[Start of section]

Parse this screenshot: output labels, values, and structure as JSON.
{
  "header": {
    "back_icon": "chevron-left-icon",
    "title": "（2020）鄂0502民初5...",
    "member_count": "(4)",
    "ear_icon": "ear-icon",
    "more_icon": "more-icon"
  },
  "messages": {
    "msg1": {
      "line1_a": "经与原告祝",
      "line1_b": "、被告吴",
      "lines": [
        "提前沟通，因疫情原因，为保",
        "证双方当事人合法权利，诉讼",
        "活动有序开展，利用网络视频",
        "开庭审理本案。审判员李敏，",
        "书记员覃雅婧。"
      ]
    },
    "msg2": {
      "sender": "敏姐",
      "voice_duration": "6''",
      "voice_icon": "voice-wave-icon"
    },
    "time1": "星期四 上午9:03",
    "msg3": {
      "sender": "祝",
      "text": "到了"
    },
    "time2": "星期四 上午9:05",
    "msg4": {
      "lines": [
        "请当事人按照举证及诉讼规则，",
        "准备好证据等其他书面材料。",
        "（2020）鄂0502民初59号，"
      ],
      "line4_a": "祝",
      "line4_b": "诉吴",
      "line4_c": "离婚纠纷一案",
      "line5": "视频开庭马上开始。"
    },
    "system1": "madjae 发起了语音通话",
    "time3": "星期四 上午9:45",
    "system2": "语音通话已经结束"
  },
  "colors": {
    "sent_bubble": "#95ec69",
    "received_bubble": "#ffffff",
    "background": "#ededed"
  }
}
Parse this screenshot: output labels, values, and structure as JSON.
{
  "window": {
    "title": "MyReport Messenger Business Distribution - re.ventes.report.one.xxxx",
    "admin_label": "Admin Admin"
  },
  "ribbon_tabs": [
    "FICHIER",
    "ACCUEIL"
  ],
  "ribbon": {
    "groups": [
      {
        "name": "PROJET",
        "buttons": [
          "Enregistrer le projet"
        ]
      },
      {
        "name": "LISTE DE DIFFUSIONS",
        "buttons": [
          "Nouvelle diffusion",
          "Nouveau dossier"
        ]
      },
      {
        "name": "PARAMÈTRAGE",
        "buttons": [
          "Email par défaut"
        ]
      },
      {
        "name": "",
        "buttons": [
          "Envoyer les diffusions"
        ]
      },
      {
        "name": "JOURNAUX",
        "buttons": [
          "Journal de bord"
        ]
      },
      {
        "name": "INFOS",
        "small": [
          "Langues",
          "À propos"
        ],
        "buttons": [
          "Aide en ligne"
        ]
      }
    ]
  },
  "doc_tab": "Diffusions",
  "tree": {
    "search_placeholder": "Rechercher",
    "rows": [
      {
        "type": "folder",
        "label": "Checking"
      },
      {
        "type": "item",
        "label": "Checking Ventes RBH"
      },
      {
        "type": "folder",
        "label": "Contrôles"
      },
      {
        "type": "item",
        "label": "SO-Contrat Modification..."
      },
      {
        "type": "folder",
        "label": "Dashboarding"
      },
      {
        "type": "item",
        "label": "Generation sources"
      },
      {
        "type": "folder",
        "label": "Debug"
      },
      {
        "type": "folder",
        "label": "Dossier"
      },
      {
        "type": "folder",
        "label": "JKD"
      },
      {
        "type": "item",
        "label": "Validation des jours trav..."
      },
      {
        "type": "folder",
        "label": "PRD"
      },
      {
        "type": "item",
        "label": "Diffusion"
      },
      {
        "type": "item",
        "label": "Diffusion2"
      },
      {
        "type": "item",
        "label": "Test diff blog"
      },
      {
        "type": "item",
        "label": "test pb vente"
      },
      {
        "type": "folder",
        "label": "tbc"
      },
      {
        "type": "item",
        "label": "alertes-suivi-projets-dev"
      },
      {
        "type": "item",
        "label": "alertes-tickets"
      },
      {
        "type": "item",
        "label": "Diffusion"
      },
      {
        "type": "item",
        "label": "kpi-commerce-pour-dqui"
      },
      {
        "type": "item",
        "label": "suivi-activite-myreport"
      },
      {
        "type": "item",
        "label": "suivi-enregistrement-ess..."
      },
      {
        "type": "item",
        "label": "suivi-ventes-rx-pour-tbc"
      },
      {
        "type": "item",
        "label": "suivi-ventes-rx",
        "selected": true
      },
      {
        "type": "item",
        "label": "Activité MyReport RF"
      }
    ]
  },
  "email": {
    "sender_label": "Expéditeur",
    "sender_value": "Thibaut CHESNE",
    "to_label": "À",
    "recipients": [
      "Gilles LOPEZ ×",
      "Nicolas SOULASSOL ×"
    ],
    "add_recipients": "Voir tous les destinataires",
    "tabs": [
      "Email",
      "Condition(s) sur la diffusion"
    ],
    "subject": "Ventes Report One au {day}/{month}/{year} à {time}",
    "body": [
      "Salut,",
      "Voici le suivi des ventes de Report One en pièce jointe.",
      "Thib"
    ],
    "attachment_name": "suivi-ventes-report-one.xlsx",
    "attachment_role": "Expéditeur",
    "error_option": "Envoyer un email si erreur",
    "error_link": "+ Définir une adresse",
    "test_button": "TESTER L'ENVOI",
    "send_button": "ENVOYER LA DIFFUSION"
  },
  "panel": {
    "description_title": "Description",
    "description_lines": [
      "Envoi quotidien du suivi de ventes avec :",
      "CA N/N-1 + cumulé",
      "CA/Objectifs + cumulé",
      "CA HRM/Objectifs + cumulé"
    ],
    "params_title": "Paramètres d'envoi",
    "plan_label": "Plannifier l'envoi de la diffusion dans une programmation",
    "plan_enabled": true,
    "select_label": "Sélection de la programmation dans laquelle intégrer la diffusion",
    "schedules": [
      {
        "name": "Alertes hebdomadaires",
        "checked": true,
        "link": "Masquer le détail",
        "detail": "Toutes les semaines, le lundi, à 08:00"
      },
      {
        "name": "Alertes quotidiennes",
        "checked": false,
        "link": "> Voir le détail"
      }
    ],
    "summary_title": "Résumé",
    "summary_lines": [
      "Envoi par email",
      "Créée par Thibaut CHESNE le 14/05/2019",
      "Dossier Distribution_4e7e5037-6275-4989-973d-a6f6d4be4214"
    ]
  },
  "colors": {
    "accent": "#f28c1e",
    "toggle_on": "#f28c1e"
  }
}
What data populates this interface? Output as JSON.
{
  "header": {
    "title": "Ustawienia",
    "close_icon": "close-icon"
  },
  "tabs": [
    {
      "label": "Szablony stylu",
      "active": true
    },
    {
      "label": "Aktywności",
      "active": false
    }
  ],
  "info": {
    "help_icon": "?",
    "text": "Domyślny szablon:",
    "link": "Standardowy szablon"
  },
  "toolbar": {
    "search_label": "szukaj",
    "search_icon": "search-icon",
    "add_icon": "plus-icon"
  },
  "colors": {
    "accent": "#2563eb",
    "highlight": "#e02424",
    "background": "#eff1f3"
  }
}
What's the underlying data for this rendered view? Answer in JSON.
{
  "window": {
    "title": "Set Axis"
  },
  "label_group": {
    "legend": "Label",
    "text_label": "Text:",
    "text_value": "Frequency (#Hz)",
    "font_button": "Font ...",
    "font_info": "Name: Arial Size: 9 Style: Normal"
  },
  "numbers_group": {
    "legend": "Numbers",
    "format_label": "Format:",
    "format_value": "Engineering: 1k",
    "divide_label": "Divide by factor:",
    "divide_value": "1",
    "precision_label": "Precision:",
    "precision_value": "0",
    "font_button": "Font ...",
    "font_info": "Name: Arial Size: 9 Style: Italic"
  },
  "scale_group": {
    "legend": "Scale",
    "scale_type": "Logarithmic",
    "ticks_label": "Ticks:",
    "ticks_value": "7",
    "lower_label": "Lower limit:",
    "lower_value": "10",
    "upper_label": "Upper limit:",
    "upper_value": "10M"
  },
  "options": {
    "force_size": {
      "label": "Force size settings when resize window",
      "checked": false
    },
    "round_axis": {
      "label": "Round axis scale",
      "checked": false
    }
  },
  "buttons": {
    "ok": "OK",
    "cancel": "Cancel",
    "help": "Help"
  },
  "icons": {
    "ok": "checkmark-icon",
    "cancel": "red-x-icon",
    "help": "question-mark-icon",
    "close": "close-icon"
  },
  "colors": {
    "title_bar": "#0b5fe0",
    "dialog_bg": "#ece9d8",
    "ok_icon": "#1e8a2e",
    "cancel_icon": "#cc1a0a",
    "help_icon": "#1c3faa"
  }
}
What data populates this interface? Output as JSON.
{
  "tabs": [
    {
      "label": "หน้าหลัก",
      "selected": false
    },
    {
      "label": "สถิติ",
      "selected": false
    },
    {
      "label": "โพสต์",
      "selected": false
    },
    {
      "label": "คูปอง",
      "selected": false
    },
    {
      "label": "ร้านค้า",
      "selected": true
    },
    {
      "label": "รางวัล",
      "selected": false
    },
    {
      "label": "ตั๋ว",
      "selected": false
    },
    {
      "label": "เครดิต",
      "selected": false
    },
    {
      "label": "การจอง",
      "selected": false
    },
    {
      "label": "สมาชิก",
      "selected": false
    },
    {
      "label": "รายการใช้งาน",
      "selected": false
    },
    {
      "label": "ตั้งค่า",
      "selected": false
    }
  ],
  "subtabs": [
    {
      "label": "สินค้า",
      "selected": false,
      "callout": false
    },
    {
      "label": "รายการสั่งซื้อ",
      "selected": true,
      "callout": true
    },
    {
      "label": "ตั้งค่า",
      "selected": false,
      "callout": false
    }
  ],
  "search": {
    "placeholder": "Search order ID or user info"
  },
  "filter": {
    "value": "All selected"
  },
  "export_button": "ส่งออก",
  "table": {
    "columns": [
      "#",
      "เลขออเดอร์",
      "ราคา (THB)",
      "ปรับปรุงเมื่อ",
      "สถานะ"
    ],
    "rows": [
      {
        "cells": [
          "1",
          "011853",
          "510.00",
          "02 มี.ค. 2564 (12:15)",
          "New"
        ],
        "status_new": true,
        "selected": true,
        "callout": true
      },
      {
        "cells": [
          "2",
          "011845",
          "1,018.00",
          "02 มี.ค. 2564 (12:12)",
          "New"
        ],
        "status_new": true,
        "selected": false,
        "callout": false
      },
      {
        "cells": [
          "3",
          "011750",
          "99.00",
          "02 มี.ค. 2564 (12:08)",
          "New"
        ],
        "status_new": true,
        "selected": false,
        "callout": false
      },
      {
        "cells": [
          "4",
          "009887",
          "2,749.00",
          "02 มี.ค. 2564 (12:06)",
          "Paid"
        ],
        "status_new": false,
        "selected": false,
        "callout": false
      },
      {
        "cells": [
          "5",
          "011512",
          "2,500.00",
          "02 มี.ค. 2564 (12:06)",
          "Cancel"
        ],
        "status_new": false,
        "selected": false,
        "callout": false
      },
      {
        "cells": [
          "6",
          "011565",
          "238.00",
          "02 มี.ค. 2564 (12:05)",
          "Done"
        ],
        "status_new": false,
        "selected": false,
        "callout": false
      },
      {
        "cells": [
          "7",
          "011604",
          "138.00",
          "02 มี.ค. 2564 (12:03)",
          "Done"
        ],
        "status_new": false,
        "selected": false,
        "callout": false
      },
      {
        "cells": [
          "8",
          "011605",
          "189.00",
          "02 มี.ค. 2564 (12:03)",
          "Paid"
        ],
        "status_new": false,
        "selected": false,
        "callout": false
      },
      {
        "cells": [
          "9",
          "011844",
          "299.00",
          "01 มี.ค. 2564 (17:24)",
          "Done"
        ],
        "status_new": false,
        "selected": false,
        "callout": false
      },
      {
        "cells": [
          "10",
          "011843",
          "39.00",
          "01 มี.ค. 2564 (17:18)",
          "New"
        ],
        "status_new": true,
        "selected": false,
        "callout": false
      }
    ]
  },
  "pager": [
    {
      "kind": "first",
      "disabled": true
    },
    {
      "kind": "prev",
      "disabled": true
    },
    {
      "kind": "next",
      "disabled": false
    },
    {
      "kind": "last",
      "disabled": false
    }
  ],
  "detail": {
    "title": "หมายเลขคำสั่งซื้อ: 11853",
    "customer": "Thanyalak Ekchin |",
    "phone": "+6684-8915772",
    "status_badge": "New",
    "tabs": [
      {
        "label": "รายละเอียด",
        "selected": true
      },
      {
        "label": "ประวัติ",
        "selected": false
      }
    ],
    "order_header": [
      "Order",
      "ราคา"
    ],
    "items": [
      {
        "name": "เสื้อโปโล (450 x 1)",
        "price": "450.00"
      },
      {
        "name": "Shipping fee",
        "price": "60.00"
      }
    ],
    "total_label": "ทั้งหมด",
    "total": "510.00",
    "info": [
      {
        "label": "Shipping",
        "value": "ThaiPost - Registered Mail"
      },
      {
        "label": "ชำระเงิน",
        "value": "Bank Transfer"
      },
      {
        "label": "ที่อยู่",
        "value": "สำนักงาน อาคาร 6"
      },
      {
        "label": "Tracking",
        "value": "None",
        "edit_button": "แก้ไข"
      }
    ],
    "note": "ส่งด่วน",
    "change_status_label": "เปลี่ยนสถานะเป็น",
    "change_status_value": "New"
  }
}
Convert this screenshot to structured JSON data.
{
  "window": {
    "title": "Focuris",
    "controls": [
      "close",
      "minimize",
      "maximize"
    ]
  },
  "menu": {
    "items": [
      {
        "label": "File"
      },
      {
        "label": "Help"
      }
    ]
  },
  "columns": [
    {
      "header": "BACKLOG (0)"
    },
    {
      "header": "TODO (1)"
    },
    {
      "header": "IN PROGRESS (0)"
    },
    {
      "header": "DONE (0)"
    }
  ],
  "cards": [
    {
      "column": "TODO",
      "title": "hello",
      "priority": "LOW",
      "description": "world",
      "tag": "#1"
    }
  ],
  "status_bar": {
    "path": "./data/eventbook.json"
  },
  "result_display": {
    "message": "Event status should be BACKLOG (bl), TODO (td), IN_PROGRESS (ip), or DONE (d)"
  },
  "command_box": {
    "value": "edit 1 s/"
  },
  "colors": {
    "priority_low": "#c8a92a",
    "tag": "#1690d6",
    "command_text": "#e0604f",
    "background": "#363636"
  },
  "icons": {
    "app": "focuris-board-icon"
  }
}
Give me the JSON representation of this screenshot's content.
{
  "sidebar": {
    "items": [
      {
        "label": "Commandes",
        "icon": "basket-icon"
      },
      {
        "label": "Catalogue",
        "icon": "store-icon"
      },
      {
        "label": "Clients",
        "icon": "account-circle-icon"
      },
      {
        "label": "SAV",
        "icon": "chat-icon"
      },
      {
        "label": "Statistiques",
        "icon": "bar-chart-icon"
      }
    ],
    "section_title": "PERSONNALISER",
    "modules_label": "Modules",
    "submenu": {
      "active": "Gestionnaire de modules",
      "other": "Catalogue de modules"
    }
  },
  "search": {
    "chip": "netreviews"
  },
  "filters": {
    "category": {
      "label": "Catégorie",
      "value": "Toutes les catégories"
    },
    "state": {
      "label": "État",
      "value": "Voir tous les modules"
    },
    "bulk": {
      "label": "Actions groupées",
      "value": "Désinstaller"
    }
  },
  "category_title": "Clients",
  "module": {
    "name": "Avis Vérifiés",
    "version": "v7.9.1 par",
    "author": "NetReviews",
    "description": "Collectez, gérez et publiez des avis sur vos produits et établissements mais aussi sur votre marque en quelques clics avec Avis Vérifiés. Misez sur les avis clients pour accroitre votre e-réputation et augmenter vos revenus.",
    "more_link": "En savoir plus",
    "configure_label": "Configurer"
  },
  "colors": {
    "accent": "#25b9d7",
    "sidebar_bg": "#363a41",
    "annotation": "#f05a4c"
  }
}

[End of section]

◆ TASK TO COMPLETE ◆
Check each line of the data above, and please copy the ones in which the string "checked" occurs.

◆ COMPLETED EXERCISE ◆
        "checked": true,
        "checked": false,
      "checked": false
      "checked": false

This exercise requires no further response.